_Requirement_
Look for the word "access" in the entries and copy each line where it appears.

_Working data_
══════════

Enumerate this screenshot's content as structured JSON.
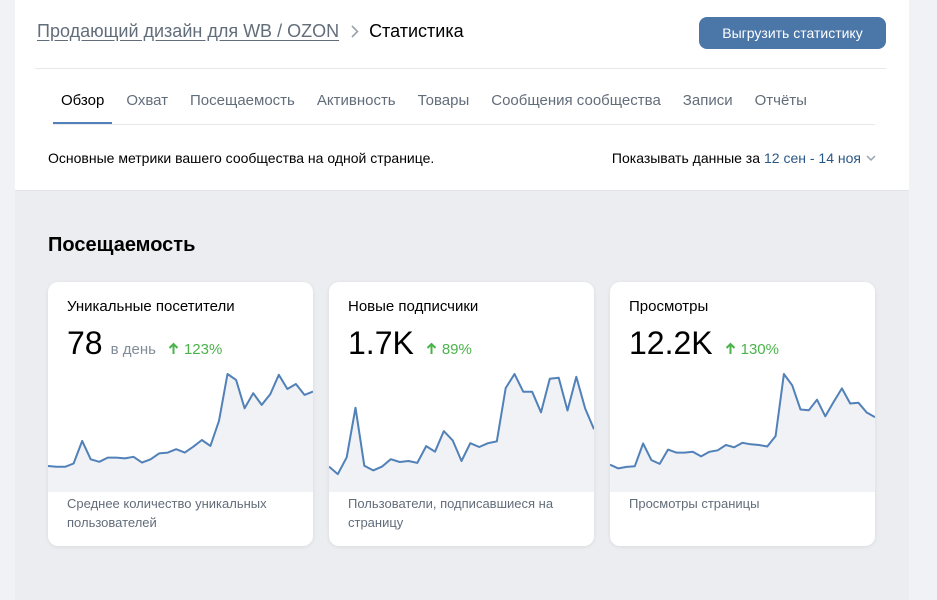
{
  "breadcrumb": {
    "community": "Продающий дизайн для WB / OZON",
    "current": "Статистика"
  },
  "header": {
    "export_label": "Выгрузить статистику"
  },
  "tabs": [
    {
      "label": "Обзор"
    },
    {
      "label": "Охват"
    },
    {
      "label": "Посещаемость"
    },
    {
      "label": "Активность"
    },
    {
      "label": "Товары"
    },
    {
      "label": "Сообщения сообщества"
    },
    {
      "label": "Записи"
    },
    {
      "label": "Отчёты"
    }
  ],
  "overview": {
    "description": "Основные метрики вашего сообщества на одной странице.",
    "period_label": "Показывать данные за",
    "period_value": "12 сен - 14 ноя"
  },
  "section": {
    "title": "Посещаемость"
  },
  "colors": {
    "accent": "#4a76a8",
    "trend_up": "#4bb34b",
    "sparkline": "#5181b8",
    "sparkline_fill": "#f0f2f5"
  },
  "cards": [
    {
      "title": "Уникальные посетители",
      "value": "78",
      "unit": "в день",
      "trend": "123%",
      "subtitle": "Среднее количество уникальных пользователей",
      "series": [
        12,
        11,
        11,
        15,
        42,
        20,
        17,
        22,
        22,
        21,
        23,
        16,
        20,
        27,
        28,
        32,
        28,
        35,
        43,
        36,
        66,
        122,
        115,
        81,
        99,
        85,
        98,
        121,
        104,
        110,
        97,
        101
      ]
    },
    {
      "title": "Новые подписчики",
      "value": "1.7K",
      "unit": "",
      "trend": "89%",
      "subtitle": "Пользователи, подписавшиеся на страницу",
      "series": [
        10,
        2,
        20,
        73,
        11,
        6,
        10,
        18,
        15,
        16,
        14,
        32,
        26,
        48,
        38,
        16,
        35,
        31,
        35,
        37,
        94,
        109,
        90,
        90,
        68,
        104,
        105,
        70,
        106,
        72,
        50
      ]
    },
    {
      "title": "Просмотры",
      "value": "12.2K",
      "unit": "",
      "trend": "130%",
      "subtitle": "Просмотры страницы",
      "series": [
        15,
        10,
        12,
        13,
        43,
        21,
        16,
        35,
        31,
        31,
        32,
        26,
        32,
        34,
        41,
        38,
        44,
        42,
        41,
        39,
        53,
        135,
        120,
        88,
        87,
        101,
        79,
        98,
        116,
        96,
        97,
        84,
        78
      ]
    }
  ]
}
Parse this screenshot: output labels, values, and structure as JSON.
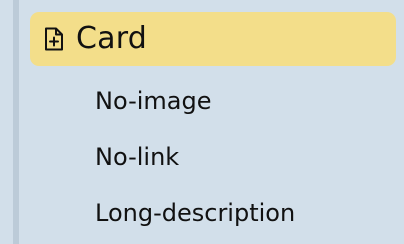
{
  "tree": {
    "parent": {
      "label": "Card",
      "icon": "file-plus-icon"
    },
    "children": [
      {
        "label": "No-image"
      },
      {
        "label": "No-link"
      },
      {
        "label": "Long-description"
      }
    ]
  },
  "colors": {
    "background": "#d2dfea",
    "selected_highlight": "#f3de8a",
    "guide_line": "#bccbd8",
    "text": "#111111"
  }
}
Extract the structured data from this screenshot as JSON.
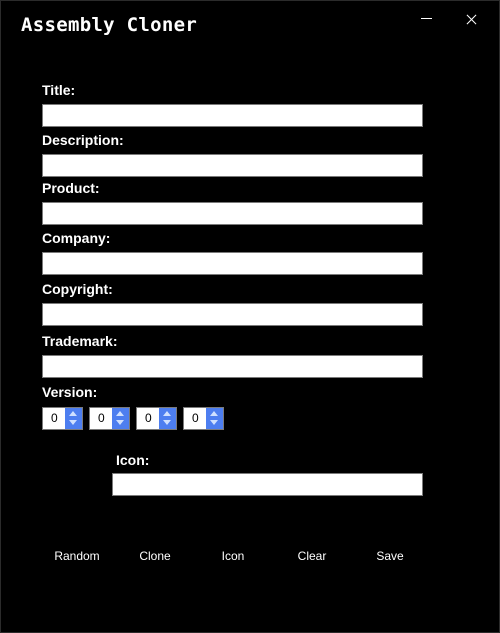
{
  "window": {
    "title": "Assembly Cloner"
  },
  "fields": {
    "title_label": "Title:",
    "description_label": "Description:",
    "product_label": "Product:",
    "company_label": "Company:",
    "copyright_label": "Copyright:",
    "trademark_label": "Trademark:",
    "version_label": "Version:",
    "icon_label": "Icon:",
    "title_value": "",
    "description_value": "",
    "product_value": "",
    "company_value": "",
    "copyright_value": "",
    "trademark_value": "",
    "icon_value": ""
  },
  "version": {
    "major": "0",
    "minor": "0",
    "build": "0",
    "revision": "0"
  },
  "buttons": {
    "random": "Random",
    "clone": "Clone",
    "icon": "Icon",
    "clear": "Clear",
    "save": "Save"
  },
  "colors": {
    "background": "#000000",
    "spinner_accent": "#4d7ef0",
    "text": "#ffffff"
  }
}
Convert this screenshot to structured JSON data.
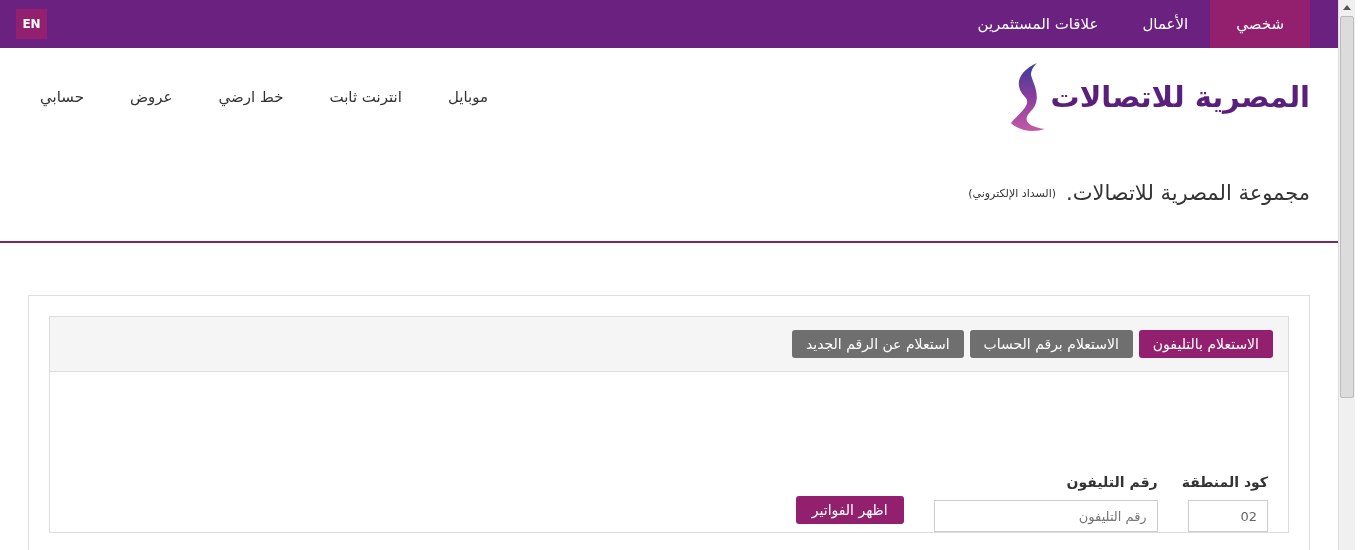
{
  "top_bar": {
    "segments": [
      {
        "label": "شخصي",
        "selected": true
      },
      {
        "label": "الأعمال",
        "selected": false
      },
      {
        "label": "علاقات المستثمرين",
        "selected": false
      }
    ],
    "language_button": "EN"
  },
  "logo": {
    "text": "المصرية للاتصالات"
  },
  "nav": {
    "items": [
      "موبايل",
      "انترنت ثابت",
      "خط ارضي",
      "عروض",
      "حسابي"
    ]
  },
  "page_title": {
    "title": "مجموعة المصرية للاتصالات.",
    "subtitle": "(السداد الإلكتروني)"
  },
  "inquiry": {
    "tabs": [
      {
        "label": "الاستعلام بالتليفون",
        "selected": true
      },
      {
        "label": "الاستعلام برقم الحساب",
        "selected": false
      },
      {
        "label": "استعلام عن الرقم الجديد",
        "selected": false
      }
    ],
    "fields": [
      {
        "label": "كود المنطقة",
        "value": "02"
      },
      {
        "label": "رقم التليفون",
        "placeholder": "رقم التليفون"
      }
    ],
    "submit": "اظهر الفواتير"
  }
}
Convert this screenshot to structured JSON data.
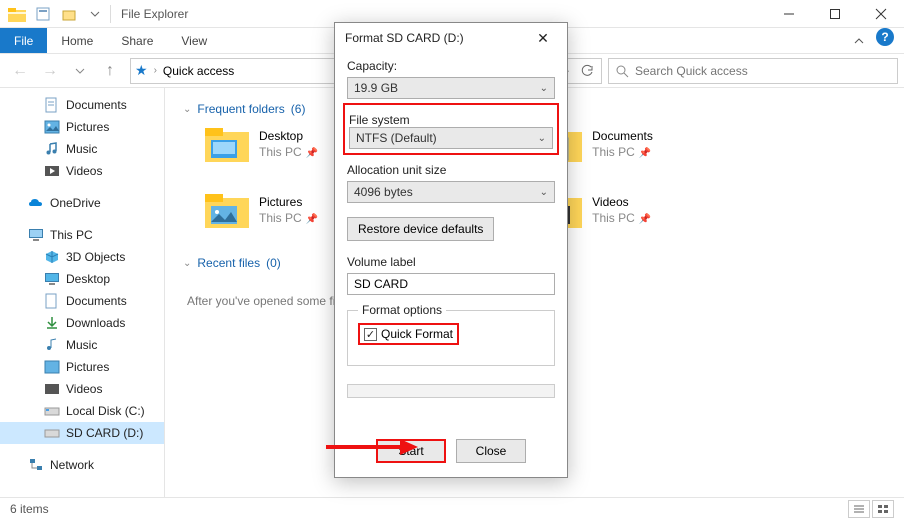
{
  "window": {
    "title": "File Explorer"
  },
  "ribbon": {
    "file": "File",
    "home": "Home",
    "share": "Share",
    "view": "View"
  },
  "address": {
    "location": "Quick access"
  },
  "search": {
    "placeholder": "Search Quick access"
  },
  "sidebar": {
    "quick": [
      {
        "label": "Documents",
        "icon": "documents"
      },
      {
        "label": "Pictures",
        "icon": "pictures"
      },
      {
        "label": "Music",
        "icon": "music"
      },
      {
        "label": "Videos",
        "icon": "videos"
      }
    ],
    "onedrive": "OneDrive",
    "thispc": "This PC",
    "pc": [
      {
        "label": "3D Objects"
      },
      {
        "label": "Desktop"
      },
      {
        "label": "Documents"
      },
      {
        "label": "Downloads"
      },
      {
        "label": "Music"
      },
      {
        "label": "Pictures"
      },
      {
        "label": "Videos"
      },
      {
        "label": "Local Disk (C:)"
      },
      {
        "label": "SD CARD (D:)"
      }
    ],
    "network": "Network"
  },
  "sections": {
    "frequent": {
      "title": "Frequent folders",
      "count": "(6)"
    },
    "recent": {
      "title": "Recent files",
      "count": "(0)",
      "note": "After you've opened some files, we'll show the most recent ones here."
    }
  },
  "folders": {
    "left": [
      {
        "name": "Desktop",
        "sub": "This PC"
      },
      {
        "name": "Pictures",
        "sub": "This PC"
      }
    ],
    "right": [
      {
        "name": "Documents",
        "sub": "This PC"
      },
      {
        "name": "Videos",
        "sub": "This PC"
      }
    ]
  },
  "statusbar": {
    "items": "6 items"
  },
  "dialog": {
    "title": "Format SD CARD (D:)",
    "capacity_label": "Capacity:",
    "capacity_value": "19.9 GB",
    "filesystem_label": "File system",
    "filesystem_value": "NTFS (Default)",
    "alloc_label": "Allocation unit size",
    "alloc_value": "4096 bytes",
    "restore": "Restore device defaults",
    "volume_label": "Volume label",
    "volume_value": "SD CARD",
    "format_options": "Format options",
    "quick_format": "Quick Format",
    "start": "Start",
    "close": "Close"
  }
}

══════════

_Problem solution_
    "location": "Quick access"
    "placeholder": "Search Quick access"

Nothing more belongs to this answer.